▶ **EXERCISE DIRECTIONS**
Using the data below, copy each line that includes the word "PRESCRIPTION".

Items from an interface collection
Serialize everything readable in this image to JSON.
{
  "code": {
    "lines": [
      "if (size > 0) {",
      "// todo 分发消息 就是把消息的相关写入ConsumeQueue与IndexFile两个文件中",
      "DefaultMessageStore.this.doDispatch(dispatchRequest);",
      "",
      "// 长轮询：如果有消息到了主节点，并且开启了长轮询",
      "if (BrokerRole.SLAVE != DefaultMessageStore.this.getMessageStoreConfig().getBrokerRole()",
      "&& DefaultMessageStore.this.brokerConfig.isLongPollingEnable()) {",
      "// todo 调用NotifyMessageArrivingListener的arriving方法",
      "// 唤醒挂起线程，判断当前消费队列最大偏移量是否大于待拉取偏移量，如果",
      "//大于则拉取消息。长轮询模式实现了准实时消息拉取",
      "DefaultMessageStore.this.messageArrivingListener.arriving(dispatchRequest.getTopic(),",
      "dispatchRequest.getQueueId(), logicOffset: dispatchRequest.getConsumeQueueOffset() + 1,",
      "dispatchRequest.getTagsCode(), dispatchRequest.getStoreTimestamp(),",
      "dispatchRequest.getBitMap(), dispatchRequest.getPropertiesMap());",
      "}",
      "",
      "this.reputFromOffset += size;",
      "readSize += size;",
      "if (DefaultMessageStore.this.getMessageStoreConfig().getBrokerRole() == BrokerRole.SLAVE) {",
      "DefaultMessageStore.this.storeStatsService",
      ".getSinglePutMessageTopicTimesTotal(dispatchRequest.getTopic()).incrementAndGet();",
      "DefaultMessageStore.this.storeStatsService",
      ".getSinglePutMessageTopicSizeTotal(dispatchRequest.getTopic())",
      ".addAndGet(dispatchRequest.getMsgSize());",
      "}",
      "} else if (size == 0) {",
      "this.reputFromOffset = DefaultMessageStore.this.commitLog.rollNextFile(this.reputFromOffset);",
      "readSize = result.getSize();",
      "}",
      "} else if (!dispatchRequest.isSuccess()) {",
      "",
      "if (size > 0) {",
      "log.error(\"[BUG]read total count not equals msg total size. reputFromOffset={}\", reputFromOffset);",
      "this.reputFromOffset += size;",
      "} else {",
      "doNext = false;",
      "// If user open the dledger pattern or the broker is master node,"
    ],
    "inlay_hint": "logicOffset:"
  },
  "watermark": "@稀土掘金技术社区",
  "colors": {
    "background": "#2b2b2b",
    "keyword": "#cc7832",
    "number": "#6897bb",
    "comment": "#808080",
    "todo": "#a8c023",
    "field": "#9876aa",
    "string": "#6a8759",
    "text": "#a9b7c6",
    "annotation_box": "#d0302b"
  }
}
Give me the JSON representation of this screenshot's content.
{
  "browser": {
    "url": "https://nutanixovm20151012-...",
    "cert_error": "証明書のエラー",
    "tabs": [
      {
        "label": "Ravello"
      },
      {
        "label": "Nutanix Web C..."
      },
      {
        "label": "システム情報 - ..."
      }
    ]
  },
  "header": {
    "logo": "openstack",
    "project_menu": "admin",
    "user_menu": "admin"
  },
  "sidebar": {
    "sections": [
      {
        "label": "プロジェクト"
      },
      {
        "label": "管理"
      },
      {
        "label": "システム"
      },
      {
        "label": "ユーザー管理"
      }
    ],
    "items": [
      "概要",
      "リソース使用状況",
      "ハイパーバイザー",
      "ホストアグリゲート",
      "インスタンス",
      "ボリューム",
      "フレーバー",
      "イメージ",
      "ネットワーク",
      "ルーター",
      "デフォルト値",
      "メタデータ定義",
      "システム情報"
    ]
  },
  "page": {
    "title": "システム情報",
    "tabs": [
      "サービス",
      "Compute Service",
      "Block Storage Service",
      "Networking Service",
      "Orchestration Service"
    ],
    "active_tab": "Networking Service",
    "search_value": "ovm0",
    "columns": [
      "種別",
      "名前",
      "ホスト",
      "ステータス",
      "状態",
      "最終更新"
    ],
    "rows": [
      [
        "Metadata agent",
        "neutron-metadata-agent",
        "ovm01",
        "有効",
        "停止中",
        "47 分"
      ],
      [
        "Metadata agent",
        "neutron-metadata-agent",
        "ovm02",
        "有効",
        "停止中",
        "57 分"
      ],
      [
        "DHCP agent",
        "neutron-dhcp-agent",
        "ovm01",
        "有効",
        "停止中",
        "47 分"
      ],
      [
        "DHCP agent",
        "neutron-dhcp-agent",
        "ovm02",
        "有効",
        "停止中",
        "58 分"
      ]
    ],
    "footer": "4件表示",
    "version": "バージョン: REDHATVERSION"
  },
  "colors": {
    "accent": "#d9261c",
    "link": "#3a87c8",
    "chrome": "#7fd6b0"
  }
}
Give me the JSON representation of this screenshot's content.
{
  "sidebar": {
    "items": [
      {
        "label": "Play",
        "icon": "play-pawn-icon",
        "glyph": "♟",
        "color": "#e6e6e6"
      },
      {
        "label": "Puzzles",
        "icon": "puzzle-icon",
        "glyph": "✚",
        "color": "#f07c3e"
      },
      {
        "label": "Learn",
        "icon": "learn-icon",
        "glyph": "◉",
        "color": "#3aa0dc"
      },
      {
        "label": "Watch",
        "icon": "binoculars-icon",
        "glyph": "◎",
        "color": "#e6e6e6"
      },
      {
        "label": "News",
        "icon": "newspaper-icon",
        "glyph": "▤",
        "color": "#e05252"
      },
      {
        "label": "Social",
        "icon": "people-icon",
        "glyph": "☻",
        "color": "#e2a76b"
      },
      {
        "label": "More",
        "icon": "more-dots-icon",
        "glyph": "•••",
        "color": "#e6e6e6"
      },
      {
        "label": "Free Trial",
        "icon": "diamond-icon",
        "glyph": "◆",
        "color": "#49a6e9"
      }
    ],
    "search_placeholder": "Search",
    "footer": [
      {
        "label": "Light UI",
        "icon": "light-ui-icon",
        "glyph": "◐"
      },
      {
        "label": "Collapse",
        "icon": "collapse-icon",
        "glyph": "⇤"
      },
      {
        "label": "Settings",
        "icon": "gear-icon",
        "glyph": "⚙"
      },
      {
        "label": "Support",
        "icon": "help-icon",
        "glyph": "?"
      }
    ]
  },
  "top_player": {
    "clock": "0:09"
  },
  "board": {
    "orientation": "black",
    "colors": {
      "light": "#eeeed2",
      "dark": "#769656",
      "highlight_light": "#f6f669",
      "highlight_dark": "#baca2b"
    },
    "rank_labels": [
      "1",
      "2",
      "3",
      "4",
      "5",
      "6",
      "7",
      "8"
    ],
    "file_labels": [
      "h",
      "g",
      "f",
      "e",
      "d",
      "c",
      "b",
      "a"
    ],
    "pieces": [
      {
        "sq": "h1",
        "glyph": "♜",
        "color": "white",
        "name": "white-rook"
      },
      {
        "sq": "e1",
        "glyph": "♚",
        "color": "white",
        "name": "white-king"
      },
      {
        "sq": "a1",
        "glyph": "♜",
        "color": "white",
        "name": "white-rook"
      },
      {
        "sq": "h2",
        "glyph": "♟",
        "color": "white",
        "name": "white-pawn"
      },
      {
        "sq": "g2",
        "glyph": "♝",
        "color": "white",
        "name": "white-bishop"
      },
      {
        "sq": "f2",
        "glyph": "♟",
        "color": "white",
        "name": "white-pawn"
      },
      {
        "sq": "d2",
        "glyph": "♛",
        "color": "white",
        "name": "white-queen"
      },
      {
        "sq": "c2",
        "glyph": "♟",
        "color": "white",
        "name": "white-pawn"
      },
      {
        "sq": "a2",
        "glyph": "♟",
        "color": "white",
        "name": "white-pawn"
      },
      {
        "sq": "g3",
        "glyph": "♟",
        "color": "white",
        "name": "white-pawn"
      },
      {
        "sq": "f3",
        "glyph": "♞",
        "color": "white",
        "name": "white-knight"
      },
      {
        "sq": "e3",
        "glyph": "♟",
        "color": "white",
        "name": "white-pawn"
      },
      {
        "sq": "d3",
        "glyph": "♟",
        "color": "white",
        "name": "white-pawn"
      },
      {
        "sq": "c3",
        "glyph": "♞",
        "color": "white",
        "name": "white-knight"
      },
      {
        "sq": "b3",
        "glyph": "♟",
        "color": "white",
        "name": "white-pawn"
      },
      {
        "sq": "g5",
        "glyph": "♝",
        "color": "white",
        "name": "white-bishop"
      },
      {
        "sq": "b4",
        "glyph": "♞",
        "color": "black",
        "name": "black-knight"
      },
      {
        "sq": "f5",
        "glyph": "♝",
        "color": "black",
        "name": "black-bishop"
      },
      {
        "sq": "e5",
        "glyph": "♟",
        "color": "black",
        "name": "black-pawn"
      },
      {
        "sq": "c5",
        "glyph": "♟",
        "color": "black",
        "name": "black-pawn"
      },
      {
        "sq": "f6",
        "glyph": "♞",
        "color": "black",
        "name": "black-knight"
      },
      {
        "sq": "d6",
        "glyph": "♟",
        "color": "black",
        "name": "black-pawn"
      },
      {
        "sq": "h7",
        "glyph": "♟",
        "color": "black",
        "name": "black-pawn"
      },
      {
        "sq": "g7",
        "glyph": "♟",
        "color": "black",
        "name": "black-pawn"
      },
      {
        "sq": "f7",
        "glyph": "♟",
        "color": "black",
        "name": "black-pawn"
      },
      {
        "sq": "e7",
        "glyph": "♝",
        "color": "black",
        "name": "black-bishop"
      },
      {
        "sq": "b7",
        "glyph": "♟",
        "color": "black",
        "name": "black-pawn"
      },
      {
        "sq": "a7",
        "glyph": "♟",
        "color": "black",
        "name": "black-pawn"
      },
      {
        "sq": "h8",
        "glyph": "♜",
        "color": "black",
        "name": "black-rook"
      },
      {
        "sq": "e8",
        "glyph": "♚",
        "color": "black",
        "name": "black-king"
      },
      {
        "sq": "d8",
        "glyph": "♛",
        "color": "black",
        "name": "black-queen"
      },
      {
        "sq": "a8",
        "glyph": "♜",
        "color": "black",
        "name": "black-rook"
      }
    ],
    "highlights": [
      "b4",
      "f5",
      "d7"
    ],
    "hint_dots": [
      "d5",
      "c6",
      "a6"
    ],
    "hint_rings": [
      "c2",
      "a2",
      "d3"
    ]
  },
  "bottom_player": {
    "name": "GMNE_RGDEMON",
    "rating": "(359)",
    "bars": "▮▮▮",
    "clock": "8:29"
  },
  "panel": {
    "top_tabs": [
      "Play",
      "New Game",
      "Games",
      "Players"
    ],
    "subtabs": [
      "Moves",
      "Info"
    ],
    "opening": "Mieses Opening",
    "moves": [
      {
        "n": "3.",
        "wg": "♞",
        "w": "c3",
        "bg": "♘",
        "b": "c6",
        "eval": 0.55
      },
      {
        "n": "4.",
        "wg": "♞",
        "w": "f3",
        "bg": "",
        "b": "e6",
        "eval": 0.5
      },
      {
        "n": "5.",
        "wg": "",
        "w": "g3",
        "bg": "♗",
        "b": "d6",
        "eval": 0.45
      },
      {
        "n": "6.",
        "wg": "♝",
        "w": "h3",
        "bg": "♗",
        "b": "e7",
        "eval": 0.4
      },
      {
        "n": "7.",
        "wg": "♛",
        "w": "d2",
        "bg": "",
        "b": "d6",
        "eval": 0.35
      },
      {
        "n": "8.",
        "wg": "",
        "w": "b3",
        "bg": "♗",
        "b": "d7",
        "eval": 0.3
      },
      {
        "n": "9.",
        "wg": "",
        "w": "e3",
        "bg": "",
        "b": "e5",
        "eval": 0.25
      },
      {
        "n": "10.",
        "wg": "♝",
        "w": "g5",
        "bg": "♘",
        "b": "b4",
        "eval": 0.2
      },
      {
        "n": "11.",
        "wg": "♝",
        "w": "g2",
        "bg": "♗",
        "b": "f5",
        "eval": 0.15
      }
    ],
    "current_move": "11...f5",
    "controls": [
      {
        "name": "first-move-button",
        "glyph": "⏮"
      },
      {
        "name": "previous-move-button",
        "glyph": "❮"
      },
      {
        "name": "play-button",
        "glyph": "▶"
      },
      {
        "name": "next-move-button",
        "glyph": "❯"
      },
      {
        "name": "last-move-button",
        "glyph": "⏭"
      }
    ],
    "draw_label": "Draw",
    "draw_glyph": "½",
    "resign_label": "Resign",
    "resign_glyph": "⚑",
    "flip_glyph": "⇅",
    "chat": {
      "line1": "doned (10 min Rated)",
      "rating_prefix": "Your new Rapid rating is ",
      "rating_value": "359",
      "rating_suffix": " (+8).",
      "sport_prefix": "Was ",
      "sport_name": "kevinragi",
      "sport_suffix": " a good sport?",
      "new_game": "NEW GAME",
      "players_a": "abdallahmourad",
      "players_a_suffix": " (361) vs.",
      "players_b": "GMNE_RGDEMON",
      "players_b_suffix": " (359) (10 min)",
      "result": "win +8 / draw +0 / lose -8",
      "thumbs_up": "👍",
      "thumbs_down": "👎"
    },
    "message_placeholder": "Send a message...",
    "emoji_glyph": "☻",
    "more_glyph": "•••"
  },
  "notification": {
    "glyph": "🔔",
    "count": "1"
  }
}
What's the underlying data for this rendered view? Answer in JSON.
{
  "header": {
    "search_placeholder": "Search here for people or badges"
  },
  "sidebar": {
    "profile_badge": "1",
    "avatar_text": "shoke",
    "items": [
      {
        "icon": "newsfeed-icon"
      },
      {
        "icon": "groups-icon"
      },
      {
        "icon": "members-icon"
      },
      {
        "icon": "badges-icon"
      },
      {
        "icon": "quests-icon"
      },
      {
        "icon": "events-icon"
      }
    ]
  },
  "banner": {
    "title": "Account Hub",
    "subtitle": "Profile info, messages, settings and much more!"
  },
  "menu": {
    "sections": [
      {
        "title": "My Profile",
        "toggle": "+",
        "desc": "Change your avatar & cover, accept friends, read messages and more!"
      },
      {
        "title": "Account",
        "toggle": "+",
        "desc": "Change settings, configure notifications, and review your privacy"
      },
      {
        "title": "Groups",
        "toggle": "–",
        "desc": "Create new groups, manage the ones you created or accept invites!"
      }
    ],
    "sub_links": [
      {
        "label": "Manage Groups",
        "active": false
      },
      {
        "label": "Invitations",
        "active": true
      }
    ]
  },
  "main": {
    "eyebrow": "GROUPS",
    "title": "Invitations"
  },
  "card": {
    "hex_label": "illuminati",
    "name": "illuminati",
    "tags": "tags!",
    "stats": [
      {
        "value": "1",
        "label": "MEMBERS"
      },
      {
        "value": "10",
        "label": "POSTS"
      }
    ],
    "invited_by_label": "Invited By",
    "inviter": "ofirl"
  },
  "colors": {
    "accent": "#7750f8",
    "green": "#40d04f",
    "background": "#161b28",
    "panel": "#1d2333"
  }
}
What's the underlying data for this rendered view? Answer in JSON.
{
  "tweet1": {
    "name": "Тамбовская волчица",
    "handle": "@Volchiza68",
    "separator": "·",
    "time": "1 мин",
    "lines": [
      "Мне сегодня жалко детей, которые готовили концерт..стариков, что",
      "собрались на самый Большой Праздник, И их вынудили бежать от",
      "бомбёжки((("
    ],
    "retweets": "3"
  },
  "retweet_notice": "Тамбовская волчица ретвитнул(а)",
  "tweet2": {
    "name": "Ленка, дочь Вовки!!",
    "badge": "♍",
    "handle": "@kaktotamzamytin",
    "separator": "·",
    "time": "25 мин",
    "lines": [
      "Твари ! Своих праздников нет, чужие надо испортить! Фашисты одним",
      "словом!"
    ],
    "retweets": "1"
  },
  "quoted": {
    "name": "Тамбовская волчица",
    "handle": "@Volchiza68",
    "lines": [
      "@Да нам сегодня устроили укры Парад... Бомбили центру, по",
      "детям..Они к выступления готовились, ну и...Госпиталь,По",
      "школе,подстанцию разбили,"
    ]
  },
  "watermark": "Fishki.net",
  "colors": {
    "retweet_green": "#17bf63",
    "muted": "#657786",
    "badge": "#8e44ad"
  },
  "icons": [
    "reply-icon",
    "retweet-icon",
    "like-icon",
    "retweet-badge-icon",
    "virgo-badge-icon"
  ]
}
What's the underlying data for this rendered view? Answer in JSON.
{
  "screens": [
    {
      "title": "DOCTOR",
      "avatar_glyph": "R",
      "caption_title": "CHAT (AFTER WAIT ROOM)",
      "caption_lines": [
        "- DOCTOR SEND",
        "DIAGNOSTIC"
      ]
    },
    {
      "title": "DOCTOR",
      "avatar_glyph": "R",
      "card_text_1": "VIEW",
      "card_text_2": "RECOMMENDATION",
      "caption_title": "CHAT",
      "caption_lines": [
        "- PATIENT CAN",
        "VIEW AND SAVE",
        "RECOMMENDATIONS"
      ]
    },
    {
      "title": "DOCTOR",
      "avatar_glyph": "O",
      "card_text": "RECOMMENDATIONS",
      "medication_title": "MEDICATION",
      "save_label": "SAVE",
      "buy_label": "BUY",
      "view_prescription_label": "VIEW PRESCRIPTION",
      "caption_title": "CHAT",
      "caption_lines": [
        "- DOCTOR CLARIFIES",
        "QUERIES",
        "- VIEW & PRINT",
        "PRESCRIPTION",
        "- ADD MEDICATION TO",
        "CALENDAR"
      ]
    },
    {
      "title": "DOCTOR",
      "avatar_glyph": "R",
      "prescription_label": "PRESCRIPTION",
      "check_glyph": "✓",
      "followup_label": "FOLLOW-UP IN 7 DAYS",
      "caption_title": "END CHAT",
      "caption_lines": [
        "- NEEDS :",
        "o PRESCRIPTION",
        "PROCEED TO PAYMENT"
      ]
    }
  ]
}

▶ **WRITTEN RESPONSE**
      "view_prescription_label": "VIEW PRESCRIPTION",
        "PRESCRIPTION",
      "prescription_label": "PRESCRIPTION",
        "o PRESCRIPTION",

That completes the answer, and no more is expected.